Sometimes it seems to me that the hidden psychological cause of the emotional attitude of the scientists to “Worlds in Collision” is in its reminding a few repressed physical facts. In that book I have not invented new physical laws or new cosmical forces, as cranks usually do; I have also not contradicted any physical law; I came into conflict with a mechanistic theory that completely coincides with a selected group of observations; my book is as strange as the fact that the Earth is a magnet, the cause of which is indeterminate and the consequences of which are not estimated in the Earth-Moon relations.

When over a year ago, Professor Stewart, your neighbor, was invited together with myself by the Presbyterian Society of this town to participate in a debate about my book, and the time became short, I asked my opponent: “But you have excluded the existing electromagnetic conditions in the solar system from the celestial mechanics,” his answer was: “We do not need them: our calculations are perfect without them.” Later, when our debate was renewed on the pages of Harper’s Magazine, I observed: “If the balance sheet of a bank is correct to the last cent, but two large deposits (electricity and magnetism) are omitted, the entire balance may be questioned.” . . .

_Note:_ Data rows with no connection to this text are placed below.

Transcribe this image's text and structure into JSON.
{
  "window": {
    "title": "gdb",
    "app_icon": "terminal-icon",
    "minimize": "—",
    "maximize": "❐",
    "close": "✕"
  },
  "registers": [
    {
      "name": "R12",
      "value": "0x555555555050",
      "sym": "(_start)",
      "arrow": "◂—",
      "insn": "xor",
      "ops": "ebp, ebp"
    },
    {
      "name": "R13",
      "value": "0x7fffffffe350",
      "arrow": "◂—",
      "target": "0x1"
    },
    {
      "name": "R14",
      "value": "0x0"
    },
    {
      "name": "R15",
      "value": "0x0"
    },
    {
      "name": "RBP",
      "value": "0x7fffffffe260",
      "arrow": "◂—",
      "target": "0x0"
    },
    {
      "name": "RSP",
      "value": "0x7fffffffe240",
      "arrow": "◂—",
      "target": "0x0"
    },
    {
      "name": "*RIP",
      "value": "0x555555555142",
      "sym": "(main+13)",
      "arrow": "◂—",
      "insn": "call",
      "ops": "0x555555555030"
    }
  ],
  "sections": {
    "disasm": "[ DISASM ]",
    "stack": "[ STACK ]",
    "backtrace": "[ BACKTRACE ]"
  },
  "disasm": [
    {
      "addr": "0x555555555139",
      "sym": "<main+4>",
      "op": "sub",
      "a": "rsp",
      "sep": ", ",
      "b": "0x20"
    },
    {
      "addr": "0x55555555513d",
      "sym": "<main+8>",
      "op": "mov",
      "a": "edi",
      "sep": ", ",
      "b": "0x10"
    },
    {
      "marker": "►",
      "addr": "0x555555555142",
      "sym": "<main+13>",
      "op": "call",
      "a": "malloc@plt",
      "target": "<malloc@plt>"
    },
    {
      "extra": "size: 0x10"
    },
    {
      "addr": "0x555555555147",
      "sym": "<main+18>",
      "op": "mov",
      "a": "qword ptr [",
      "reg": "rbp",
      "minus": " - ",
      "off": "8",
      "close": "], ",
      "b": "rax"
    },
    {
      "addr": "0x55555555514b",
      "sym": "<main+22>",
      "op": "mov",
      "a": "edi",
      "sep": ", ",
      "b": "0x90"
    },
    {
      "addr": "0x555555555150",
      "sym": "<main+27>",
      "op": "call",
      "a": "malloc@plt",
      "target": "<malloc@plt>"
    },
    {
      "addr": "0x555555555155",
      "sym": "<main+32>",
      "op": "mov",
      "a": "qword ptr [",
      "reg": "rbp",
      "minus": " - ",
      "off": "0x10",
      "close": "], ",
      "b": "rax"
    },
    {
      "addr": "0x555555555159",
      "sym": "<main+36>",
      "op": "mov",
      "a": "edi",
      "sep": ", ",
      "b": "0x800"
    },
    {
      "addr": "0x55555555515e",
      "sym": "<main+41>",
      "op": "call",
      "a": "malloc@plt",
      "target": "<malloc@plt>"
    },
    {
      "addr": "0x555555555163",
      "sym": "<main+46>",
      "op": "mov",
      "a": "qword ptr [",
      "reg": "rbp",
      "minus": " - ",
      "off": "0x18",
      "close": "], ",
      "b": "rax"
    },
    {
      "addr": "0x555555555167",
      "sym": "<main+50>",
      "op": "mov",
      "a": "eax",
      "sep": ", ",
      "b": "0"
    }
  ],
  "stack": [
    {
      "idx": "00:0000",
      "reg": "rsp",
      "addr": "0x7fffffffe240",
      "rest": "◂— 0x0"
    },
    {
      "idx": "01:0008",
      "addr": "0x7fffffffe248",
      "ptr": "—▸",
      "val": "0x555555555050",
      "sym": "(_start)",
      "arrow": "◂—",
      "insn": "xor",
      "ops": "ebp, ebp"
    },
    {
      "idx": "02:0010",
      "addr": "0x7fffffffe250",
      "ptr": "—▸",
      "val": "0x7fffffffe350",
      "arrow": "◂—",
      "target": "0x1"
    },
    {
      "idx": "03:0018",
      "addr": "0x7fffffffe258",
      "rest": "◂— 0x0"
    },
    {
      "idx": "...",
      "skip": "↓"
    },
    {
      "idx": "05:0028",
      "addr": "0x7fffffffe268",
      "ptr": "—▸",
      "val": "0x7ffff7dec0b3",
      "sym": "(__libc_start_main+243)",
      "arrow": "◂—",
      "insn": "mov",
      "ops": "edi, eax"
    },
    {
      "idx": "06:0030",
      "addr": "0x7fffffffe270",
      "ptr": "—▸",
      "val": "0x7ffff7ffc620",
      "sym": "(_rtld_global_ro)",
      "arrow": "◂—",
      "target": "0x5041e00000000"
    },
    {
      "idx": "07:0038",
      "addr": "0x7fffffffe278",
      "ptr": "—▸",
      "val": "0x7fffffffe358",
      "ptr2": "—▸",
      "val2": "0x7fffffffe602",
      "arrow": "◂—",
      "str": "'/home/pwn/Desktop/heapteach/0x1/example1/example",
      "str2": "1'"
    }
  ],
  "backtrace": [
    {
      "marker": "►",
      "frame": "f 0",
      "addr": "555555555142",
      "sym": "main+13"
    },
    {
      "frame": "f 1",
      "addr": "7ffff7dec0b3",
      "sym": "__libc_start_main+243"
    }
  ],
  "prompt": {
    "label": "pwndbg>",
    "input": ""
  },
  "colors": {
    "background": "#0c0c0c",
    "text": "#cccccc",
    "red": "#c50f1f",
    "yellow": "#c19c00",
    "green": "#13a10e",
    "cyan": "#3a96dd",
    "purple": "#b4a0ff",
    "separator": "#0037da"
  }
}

I did not really expect an answer from Einstein, nor a conversion on his part. I did not speak basing my arguments on my work on global catastrophes; nor did I draw my evidence from folklore; I was enumerating physical facts left outside the domain of celestial mechanics, though they, by right, belonged there. A minute discrepancy in the motion of Mercury was noticed; to its explanation the majestic structure of the General Theory of Relativity was erected. Larger discrepancies, however, were left out of the discussion, or, in other cases, quite unsatisfactory explanations were offered, like light pressure as the cause of the behavior of cometary tails: no quantitative analysis was made for this assumption, yet it was taken into the textbooks.

To my letter of September 10 there was no answer, and the finality of Einstein’s previous short letter did not engender a hope for give and take. In that letter between my two, Einstein spoke of my evidence as if it consisted mostly of folklore—but it was physical. I wrote in my notebook:

As to the first paragraph of his letter, I was genuinely satisfied to have it in this wording. Not only the general public, but even people who know something of the natural sciences imagine that Einstein introduced electromagnetism into celestial mechanics. What he is actually trying to do is to find a unified theory in which gravitation should be integrated in a common structure with electricity and magnetism, as light was brought into the electromagnetic field theory by Maxwell, and before this, electricity and magnetism were found to be interrelated by Oersted in 1820. In his letter Einstein made it clear that he, like all others, regarded gravitation and inertia as the only forces that act among the celestial bodies and keep them on their orbits.

I thought: This is the second best reply I could have had—at least the opposition was spelled out; an agreement with my argument I could hardly expect.

As to his second paragraph—I saw that the muddy wave of suspicion had reached even Einstein and infected him for a while, despite the fact that he knew me a little from former years.

I have repeatedly, and also very recently, been asked: “What made you so strong that you could persevere in the face of a concerted opposition of the entire scientific establishment, and to do it for so many years?” Whether this is the true ground or not, I usually answered, “It is the obstinacy of my race, the race of Marx, of Freud, and of Einstein.”


  1. See Appendix I for the original text in German.